Start of Block

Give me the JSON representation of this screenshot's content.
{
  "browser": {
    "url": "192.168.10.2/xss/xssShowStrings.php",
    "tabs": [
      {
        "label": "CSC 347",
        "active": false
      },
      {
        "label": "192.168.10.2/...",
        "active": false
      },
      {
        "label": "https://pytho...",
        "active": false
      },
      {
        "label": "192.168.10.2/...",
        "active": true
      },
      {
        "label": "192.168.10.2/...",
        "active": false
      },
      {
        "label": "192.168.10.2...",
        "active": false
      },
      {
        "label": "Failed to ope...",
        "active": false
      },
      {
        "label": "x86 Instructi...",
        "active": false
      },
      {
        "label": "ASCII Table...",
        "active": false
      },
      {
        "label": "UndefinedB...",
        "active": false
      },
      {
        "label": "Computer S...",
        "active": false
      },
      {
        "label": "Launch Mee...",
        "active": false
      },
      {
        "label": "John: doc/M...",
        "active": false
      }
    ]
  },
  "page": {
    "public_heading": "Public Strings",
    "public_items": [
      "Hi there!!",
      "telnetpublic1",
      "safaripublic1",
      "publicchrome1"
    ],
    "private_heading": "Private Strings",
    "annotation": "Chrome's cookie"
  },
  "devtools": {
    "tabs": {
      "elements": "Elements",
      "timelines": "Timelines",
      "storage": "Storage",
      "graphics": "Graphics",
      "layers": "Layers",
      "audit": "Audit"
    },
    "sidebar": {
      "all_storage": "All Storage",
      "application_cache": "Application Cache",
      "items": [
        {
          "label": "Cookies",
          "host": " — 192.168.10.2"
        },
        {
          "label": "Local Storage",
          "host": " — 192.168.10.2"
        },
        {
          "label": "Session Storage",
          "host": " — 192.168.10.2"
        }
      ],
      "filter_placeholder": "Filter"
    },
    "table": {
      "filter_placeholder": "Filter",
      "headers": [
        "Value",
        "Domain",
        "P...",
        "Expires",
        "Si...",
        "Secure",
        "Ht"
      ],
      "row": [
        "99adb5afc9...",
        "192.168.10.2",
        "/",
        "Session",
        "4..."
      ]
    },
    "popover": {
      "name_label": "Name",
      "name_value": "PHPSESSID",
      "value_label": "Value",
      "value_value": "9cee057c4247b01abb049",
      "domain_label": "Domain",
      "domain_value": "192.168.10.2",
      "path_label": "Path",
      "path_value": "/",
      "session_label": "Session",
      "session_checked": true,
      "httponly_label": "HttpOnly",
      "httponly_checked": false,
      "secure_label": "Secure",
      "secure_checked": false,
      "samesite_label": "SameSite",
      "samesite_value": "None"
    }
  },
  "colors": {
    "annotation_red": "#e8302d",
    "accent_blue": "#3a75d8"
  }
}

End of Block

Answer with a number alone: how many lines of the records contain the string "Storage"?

4